PROMPT => The lines of the records that include "this" should all be copied.

Items from an interface collection
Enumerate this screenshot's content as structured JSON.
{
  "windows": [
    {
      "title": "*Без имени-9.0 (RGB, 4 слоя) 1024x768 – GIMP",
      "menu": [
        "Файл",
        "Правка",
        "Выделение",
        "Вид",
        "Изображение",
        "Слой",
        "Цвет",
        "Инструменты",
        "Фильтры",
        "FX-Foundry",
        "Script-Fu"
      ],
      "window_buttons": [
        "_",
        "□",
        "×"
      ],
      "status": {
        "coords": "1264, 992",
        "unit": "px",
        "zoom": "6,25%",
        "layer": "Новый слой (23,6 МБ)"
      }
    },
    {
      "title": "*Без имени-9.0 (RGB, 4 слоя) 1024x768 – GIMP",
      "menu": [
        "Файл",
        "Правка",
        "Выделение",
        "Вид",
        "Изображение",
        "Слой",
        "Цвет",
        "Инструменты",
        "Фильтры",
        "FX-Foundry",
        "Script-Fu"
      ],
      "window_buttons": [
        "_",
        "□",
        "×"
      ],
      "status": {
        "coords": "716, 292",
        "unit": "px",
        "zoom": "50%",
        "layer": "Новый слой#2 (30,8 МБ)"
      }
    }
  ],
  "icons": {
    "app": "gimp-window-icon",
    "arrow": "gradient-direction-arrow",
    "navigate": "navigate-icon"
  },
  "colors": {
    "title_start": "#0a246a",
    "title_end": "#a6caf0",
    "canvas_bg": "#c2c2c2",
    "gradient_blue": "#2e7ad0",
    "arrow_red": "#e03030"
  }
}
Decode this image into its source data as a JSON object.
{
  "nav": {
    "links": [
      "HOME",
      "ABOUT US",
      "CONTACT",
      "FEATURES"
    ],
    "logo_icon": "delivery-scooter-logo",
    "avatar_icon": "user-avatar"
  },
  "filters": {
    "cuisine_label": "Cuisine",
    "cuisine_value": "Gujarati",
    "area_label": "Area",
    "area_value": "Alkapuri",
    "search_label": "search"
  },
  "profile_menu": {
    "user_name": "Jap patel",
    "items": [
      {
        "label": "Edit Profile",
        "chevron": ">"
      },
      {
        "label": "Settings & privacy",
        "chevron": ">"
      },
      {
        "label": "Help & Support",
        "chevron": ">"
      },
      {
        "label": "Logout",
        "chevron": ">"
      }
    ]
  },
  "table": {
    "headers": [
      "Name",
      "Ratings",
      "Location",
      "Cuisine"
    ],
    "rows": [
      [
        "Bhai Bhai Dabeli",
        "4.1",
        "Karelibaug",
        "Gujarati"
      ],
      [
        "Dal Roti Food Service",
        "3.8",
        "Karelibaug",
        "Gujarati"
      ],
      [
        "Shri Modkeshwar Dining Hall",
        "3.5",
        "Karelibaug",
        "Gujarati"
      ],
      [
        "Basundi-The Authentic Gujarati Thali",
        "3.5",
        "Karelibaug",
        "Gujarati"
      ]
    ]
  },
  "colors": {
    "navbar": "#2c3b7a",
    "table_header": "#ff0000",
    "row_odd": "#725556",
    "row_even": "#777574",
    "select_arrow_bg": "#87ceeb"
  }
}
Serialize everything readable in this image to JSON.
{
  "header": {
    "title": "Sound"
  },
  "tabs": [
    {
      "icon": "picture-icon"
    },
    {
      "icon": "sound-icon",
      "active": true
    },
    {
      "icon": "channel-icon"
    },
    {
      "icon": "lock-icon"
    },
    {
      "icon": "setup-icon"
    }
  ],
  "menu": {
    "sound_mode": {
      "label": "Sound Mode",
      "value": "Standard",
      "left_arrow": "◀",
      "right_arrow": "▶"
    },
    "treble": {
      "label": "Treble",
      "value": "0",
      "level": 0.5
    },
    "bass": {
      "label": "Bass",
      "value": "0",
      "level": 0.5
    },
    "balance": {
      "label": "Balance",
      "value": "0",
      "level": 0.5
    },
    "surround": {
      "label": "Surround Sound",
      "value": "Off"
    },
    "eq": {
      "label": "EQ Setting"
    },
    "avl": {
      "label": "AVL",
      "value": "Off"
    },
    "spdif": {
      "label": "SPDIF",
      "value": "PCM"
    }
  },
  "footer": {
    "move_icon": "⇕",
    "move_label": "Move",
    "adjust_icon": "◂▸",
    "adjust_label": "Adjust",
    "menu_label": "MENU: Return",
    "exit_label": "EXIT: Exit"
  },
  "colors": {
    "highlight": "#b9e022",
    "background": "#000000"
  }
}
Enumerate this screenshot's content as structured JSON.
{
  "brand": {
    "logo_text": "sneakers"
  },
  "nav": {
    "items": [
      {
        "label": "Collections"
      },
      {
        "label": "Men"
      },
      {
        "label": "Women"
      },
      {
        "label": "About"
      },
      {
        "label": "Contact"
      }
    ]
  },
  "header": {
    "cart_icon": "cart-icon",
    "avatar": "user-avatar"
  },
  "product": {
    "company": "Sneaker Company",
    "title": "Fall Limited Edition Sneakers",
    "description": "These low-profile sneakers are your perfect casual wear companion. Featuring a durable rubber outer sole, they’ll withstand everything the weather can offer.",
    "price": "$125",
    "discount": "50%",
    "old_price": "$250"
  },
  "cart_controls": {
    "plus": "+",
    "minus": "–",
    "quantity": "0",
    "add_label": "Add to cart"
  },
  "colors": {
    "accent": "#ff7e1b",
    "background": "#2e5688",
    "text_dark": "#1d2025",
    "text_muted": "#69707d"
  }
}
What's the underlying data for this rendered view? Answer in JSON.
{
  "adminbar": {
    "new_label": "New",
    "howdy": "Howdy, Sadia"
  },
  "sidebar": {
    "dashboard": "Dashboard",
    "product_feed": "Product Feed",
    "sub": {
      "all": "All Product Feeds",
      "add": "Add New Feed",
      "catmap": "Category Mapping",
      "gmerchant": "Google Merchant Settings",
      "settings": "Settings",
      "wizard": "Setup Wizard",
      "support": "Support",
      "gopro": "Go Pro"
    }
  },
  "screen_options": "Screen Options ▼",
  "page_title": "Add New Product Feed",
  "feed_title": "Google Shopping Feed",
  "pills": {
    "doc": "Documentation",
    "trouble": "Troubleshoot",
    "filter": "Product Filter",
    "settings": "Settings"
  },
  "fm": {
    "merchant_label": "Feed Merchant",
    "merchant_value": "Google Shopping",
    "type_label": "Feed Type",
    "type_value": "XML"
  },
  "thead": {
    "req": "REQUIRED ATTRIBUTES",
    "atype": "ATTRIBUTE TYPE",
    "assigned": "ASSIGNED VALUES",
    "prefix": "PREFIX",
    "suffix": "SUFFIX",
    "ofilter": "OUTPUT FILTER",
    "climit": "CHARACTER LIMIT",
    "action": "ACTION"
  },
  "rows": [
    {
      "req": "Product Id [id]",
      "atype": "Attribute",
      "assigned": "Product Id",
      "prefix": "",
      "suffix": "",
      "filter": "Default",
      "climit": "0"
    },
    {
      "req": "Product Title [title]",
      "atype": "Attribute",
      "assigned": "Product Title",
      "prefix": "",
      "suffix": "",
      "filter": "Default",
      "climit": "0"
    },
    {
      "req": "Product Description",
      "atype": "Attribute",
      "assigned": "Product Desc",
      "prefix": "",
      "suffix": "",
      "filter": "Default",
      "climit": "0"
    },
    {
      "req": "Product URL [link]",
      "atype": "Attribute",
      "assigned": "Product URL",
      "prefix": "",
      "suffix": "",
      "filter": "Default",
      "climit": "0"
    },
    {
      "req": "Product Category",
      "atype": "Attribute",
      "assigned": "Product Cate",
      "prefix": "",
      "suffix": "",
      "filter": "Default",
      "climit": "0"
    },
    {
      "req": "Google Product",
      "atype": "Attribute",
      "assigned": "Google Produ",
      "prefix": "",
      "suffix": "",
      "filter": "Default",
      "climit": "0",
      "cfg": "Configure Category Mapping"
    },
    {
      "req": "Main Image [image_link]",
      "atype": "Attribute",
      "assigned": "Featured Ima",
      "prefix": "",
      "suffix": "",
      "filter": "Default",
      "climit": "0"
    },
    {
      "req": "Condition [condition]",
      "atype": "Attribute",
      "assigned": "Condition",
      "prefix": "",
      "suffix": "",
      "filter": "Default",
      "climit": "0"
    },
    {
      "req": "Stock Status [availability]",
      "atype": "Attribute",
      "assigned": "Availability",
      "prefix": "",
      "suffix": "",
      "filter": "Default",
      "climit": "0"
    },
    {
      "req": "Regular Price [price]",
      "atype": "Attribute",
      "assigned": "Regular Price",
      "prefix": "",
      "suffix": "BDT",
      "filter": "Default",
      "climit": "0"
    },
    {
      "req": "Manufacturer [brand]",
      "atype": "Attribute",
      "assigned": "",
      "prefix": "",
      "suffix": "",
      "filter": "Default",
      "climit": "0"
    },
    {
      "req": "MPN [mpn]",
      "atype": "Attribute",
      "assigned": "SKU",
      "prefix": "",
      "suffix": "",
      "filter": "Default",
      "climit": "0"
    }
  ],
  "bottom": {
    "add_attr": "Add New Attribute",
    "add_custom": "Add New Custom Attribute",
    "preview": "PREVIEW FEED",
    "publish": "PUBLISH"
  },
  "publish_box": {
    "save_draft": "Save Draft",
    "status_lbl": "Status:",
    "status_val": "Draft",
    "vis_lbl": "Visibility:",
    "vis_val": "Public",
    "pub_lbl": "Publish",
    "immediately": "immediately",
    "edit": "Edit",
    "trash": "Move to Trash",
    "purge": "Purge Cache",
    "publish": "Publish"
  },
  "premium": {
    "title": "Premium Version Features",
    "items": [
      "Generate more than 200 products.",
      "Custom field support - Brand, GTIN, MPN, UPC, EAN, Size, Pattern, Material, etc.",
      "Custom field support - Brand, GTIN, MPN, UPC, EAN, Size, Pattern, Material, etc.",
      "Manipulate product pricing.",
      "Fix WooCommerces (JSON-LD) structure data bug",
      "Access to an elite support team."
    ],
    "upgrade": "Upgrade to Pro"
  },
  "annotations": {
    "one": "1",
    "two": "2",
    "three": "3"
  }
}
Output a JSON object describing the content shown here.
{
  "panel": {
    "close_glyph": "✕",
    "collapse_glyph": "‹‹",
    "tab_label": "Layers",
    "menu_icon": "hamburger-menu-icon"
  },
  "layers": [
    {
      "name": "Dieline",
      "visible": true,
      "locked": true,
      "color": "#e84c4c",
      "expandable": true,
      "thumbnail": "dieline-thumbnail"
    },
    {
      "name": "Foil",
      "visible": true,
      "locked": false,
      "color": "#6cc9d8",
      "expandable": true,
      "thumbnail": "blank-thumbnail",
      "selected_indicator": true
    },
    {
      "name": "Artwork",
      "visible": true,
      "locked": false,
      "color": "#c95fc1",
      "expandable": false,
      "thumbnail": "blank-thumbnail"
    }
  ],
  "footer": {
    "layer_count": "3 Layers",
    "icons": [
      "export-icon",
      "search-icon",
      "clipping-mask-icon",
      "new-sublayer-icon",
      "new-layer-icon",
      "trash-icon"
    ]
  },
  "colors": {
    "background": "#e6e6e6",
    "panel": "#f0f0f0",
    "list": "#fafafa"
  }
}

RESPONSE =>
Enumerate this screenshot's content as structured JSON.
Decode this image into its source data as a JSON object.
Serialize everything readable in this image to JSON.
Enumerate this screenshot's content as structured JSON.
What's the underlying data for this rendered view? Answer in JSON.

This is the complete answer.